Voting in the US midterm elections has finished, and the votes are still being counted in some states, and voters are waiting anxiously to see whether Democrats will hold on to both chambers of the Congress, or whether Republicans will win control. Within days the result for the House of Representatives will be finalized. Republicans had an early lead there, but it could go either way. Democrats gained control of the Senate by the narrowest margin. It was expected that Republicans would win an easy majority of seats in one or both chambers of Congress, and many are surprised about how close the result is.
However, those who have most to gain from these elections already know who the winner is. They are the billionaires themselves, and the real winners are neither the candidates and their parties nor the American people. The winners are those who pay millions of dollars for the candidates to run their campaign, which are very expensive. For example, the combined campaign costs for Democrats and Republicans in the state of Georgia was $262 million.
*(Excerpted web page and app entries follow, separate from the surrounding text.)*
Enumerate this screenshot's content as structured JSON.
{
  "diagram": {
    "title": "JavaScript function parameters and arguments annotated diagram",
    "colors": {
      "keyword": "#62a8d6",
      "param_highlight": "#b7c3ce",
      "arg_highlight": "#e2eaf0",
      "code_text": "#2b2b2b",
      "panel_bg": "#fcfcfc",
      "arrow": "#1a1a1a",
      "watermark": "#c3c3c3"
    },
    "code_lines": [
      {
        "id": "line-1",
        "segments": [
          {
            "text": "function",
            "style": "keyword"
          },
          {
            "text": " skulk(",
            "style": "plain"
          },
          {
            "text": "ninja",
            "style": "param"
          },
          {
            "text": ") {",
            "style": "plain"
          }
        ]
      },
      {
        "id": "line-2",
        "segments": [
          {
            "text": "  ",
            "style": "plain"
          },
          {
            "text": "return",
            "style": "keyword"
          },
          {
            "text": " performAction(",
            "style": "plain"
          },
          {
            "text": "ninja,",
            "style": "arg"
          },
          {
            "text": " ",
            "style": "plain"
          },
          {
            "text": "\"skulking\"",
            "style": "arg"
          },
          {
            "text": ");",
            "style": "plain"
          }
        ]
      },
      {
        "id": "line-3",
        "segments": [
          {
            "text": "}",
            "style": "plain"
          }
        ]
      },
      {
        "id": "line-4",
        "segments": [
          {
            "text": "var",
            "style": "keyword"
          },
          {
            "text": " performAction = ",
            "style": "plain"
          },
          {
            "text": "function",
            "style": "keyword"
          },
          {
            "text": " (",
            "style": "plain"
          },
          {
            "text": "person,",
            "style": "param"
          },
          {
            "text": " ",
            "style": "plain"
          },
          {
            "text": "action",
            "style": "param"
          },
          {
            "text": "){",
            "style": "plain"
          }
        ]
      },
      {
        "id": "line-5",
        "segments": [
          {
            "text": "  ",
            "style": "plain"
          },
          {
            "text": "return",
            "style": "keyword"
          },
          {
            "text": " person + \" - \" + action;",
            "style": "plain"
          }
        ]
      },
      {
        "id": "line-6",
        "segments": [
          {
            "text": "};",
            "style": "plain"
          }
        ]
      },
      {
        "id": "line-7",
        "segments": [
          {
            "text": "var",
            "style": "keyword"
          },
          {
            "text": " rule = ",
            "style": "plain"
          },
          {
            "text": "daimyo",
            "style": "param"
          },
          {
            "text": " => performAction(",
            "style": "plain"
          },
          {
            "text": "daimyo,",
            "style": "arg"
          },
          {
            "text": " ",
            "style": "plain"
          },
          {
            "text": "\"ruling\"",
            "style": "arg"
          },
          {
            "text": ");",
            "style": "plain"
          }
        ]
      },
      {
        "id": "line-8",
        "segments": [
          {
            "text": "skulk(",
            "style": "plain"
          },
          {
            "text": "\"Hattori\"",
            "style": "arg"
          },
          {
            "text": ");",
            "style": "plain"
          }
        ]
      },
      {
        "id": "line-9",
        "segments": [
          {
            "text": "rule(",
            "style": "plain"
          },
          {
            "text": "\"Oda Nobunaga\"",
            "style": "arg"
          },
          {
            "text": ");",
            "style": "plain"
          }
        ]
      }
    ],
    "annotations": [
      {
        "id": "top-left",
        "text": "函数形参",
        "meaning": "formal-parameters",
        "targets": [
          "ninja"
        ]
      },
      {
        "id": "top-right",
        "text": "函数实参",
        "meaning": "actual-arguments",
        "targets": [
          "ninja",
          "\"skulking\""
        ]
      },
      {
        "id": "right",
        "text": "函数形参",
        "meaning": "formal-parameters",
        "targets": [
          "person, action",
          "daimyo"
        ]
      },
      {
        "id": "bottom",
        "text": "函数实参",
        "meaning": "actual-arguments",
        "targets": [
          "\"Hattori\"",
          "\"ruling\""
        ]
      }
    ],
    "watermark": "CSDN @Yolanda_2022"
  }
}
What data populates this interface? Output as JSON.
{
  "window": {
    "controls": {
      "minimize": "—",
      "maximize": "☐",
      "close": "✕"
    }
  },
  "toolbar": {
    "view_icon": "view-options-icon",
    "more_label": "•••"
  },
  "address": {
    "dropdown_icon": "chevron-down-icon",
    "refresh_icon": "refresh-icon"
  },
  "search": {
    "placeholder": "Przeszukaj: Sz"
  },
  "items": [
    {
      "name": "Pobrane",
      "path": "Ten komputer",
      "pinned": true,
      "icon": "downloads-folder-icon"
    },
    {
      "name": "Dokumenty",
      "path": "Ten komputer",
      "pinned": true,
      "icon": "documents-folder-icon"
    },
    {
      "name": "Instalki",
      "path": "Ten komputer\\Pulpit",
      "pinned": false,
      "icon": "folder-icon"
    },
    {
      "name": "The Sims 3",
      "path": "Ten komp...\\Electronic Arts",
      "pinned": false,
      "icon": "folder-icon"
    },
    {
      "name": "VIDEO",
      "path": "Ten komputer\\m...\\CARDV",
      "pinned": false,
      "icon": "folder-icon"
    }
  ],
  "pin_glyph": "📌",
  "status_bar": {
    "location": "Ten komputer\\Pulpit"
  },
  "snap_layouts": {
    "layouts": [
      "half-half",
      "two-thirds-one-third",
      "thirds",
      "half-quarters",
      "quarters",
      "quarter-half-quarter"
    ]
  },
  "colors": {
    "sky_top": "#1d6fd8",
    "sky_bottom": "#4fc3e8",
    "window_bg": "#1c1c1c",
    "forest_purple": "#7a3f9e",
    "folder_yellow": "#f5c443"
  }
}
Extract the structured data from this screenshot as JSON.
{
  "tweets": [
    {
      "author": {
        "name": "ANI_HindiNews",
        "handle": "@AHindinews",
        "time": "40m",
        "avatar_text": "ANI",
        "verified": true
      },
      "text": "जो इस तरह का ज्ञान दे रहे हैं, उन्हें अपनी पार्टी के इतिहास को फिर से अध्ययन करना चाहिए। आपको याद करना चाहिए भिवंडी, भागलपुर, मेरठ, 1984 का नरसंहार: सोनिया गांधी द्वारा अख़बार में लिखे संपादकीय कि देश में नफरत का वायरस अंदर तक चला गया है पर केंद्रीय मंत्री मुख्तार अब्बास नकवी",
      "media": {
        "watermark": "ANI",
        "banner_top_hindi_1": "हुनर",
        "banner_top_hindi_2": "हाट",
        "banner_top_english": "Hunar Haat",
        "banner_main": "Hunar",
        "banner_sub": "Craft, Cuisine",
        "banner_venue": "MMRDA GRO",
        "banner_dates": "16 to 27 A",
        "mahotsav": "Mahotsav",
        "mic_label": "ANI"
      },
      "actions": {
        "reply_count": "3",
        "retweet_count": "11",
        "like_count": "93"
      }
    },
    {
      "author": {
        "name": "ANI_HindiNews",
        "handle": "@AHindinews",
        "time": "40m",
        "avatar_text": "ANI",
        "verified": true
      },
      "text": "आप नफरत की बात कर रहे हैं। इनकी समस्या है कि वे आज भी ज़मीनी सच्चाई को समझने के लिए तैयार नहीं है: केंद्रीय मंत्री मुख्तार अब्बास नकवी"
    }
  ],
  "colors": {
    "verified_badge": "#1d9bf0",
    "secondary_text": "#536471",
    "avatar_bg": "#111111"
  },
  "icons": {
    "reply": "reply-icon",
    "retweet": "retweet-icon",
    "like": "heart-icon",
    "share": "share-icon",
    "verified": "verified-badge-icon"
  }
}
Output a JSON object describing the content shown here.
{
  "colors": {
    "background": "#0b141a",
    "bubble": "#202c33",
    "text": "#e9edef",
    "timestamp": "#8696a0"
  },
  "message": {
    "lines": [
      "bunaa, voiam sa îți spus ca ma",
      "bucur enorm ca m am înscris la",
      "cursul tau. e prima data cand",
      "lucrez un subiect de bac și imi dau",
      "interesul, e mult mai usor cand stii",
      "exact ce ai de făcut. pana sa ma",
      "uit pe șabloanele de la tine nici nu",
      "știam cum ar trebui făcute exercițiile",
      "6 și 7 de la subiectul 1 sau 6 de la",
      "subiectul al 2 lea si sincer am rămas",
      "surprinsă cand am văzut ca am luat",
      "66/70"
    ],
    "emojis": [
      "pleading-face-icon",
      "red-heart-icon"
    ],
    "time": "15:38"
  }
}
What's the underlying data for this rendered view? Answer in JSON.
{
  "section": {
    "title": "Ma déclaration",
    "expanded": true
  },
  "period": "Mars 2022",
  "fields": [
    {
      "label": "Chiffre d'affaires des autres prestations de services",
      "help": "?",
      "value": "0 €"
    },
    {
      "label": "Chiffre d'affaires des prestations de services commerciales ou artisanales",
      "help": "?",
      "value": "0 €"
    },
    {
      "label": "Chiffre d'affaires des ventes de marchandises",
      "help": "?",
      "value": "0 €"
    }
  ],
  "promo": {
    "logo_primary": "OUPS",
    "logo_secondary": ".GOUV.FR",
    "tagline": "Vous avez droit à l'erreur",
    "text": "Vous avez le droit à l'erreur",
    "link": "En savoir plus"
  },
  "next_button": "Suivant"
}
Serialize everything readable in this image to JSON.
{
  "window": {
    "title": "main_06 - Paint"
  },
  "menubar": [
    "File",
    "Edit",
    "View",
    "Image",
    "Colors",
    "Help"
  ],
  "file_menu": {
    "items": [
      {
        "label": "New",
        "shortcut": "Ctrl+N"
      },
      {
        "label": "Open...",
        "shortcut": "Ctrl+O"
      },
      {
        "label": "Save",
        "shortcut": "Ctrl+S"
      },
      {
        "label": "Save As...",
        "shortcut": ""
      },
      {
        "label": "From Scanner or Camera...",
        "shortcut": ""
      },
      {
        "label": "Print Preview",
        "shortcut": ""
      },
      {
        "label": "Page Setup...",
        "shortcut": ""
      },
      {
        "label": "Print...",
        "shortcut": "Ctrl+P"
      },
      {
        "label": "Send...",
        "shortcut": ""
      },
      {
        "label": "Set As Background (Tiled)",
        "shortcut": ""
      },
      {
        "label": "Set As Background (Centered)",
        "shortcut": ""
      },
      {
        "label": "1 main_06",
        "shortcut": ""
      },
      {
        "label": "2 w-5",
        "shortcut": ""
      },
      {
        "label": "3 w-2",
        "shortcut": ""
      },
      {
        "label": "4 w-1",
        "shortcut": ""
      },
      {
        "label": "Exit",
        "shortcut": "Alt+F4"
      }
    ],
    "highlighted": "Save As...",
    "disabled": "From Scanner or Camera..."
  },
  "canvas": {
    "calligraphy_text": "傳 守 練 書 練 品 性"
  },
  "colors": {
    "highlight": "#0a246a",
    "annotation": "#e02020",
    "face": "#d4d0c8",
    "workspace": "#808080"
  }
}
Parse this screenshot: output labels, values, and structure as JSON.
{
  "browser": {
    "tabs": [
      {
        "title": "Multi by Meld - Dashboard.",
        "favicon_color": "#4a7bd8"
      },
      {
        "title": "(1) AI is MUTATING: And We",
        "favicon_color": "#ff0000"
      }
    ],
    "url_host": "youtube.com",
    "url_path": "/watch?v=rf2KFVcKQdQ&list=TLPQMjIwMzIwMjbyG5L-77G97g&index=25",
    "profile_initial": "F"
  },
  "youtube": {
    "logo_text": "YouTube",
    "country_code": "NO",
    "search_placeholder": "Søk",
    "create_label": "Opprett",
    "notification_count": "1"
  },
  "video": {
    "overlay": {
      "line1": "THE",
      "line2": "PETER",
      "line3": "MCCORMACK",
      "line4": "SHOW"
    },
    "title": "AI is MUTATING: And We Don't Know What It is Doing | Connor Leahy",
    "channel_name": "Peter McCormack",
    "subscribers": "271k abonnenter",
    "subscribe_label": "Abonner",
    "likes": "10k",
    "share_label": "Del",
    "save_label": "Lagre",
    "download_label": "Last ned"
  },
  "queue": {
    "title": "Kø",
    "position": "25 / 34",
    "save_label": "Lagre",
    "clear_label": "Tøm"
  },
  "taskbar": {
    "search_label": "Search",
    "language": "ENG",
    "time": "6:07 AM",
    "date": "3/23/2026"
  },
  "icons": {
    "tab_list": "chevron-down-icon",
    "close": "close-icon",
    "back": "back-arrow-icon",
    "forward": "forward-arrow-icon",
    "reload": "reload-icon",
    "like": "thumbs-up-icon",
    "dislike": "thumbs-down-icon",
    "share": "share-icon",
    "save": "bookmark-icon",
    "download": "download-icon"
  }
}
Some of the major donors to the 2022 congressional campaigns were George Soros who gave $13 million to support John Fetterman (Democrat) from the state of Pennsylvania running for the Senate, and Peter Thiel who gave two Republicans $15 million each for the state of Ohio and Arizona, and Jeff Yass who gave millions to two Republicans running for the states of Oklahoma and North Carolina. He also supported a Democrat running for the state of Maine. All these candidates have won where the results are known. But the losing candidates were also backed by billionaires, and whichever politicians win or lose it will be a win for the super wealthy.
Two brothers, Ronald Lauder and Leonard Lauder, gave millions but supported opposing candidates for the position of New York State governor. Today’s loser will be tomorrow’s winner, and without the money of the billionaires, none of the candidates will be able even to reach a position where voters can hear their name and they will not be able to run any election campaign. So the billionaires are the real winners, because regardless of which candidates get elected, they must work for the maintenance of great wealth in the hands of the few.
Sometimes the billionaires themselves go directly into the political fight. Jay Robert Pritzker is a prominent businessman in Illinois whose family owns the Hyatt hotels and his wealth is estimated at $3.6 billion. He is a Democrat who spent $150 million to win reelection in Illinois as governor. Trump is a billionaire too, and he is seeking the presidency in 2024. Unlike the others though, he has a large popular support, but his Party are divided about him, as are the billionaires. Rupert Murdoch who owns the Wall Street Journal, The New York Post and Fox News has attacked Trump in the past, calling him an idiot and then he supported Trump and finally as a new potential Republican candidate for the 2024 presidency has recently emerged, Murdoch’s newspapers have scorned Trump.
The media are considered a sacred pillar of democracy, but most of the media are controlled by billionaires. Murdock is the 31st richest man in the US with an estimated wealth of $21.7 billion and his control of a large segment of the media in the US, the UK and Australia give him huge influence. The Congress is also a pillar of US democratic theory. It is a legislative body that was constructed to limit the powers of the president as the founding fathers of the US constitution wanted to prevent the president from being like a king. However, the control exerted by Congress also benefits the billionaires because a President acting like a king might be a danger to them. Indeed, the financial markets prefer that Congress is controlled by a different Party to that of the President. The World’s largest wealth manager, UBS, commented about the expected midterm election result: “Regardless of the final outcome, we are looking at a divided government, which increases the chance of gridlock and limits legislative action. This is typically good for markets.” A major financial services company, BTIG, which is part owned by Goldman Sachs Group said something similar: "We believe the divided government scenario that serves as our base case will lead to fiscal fights similar to those we saw in the 2011-13 period of divided government."